[Assigned task]: Look for the word "paste" in the entries and copy every line where it shows up.

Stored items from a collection
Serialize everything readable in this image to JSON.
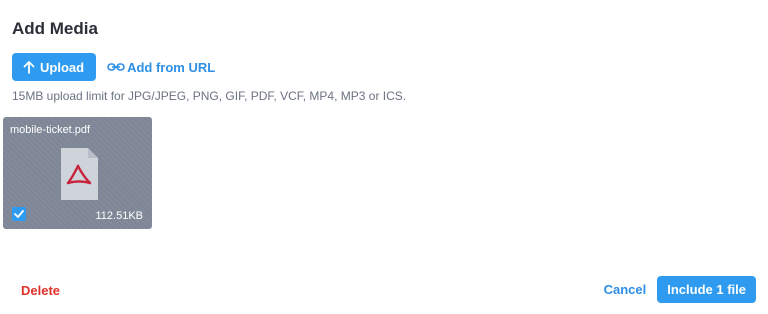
{
  "dialog": {
    "title": "Add Media"
  },
  "toolbar": {
    "upload_label": "Upload",
    "upload_icon": "arrow-up-icon",
    "add_url_label": "Add from URL",
    "add_url_icon": "link-icon"
  },
  "limit_text": "15MB upload limit for JPG/JPEG, PNG, GIF, PDF, VCF, MP4, MP3 or ICS.",
  "files": [
    {
      "name": "mobile-ticket.pdf",
      "size": "112.51KB",
      "icon": "pdf-icon",
      "selected": true
    }
  ],
  "footer": {
    "delete_label": "Delete",
    "cancel_label": "Cancel",
    "include_label": "Include 1 file"
  },
  "colors": {
    "accent": "#2e9bf0",
    "link": "#2e8fe6",
    "danger": "#e0312b",
    "card_bg": "#7f8797",
    "pdf_red": "#c8223a"
  }
}
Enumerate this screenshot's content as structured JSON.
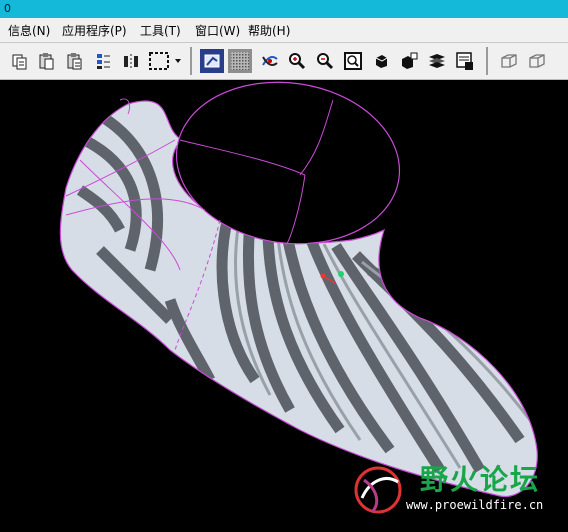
{
  "window": {
    "title": "0"
  },
  "menu": {
    "items": [
      {
        "label": "信息(N)"
      },
      {
        "label": "应用程序(P)"
      },
      {
        "label": "工具(T)"
      },
      {
        "label": "窗口(W)"
      },
      {
        "label": "帮助(H)"
      }
    ]
  },
  "toolbar": {
    "buttons": [
      {
        "icon": "copy-icon"
      },
      {
        "icon": "paste-icon"
      },
      {
        "icon": "paste-special-icon"
      },
      {
        "icon": "regenerate-icon"
      },
      {
        "icon": "mirror-icon"
      },
      {
        "icon": "select-box-icon"
      },
      {
        "icon": "shading-icon"
      },
      {
        "icon": "wireframe-icon"
      },
      {
        "icon": "spin-icon"
      },
      {
        "icon": "zoom-in-icon"
      },
      {
        "icon": "zoom-out-icon"
      },
      {
        "icon": "refit-icon"
      },
      {
        "icon": "orient-icon"
      },
      {
        "icon": "saved-views-icon"
      },
      {
        "icon": "layers-icon"
      },
      {
        "icon": "view-manager-icon"
      },
      {
        "icon": "box-view-1-icon"
      },
      {
        "icon": "box-view-2-icon"
      }
    ]
  },
  "watermark": {
    "title": "野火论坛",
    "url": "www.proewildfire.cn"
  },
  "colors": {
    "title_bar": "#14b8d9",
    "curve": "#c94bd6",
    "surface_light": "#d7dde6",
    "surface_dark": "#5f636b"
  }
}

[Your solution]:
        "icon": "paste-icon"
        "icon": "paste-special-icon"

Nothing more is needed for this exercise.